▶ _Work task_: Would you copy each line of the data below that has "ajkaovvs"?

▶ _Extracted material_:
"""

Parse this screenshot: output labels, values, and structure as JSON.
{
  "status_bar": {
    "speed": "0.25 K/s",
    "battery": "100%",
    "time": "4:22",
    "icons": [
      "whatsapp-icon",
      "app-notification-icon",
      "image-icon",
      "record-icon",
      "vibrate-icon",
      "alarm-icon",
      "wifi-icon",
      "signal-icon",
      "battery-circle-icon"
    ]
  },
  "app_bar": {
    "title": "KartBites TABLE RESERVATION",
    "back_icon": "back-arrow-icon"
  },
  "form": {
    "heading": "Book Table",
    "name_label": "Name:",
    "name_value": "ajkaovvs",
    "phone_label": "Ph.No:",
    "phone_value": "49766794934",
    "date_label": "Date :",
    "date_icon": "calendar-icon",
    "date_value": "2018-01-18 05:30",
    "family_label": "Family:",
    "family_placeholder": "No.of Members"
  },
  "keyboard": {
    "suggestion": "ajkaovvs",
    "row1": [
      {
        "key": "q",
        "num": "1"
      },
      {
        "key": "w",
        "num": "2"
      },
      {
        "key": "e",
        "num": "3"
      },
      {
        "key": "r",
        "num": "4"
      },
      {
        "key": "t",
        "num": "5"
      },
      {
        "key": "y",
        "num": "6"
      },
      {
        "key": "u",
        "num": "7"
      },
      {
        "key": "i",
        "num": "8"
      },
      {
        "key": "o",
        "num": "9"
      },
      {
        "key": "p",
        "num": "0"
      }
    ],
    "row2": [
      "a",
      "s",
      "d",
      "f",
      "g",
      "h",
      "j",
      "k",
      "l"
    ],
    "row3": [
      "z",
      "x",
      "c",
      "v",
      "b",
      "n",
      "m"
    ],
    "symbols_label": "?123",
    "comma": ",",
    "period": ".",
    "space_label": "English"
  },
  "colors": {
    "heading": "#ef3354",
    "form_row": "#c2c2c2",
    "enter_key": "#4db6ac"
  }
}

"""

▶ _Answer to this problem_:
    "name_value": "ajkaovvs",
    "suggestion": "ajkaovvs",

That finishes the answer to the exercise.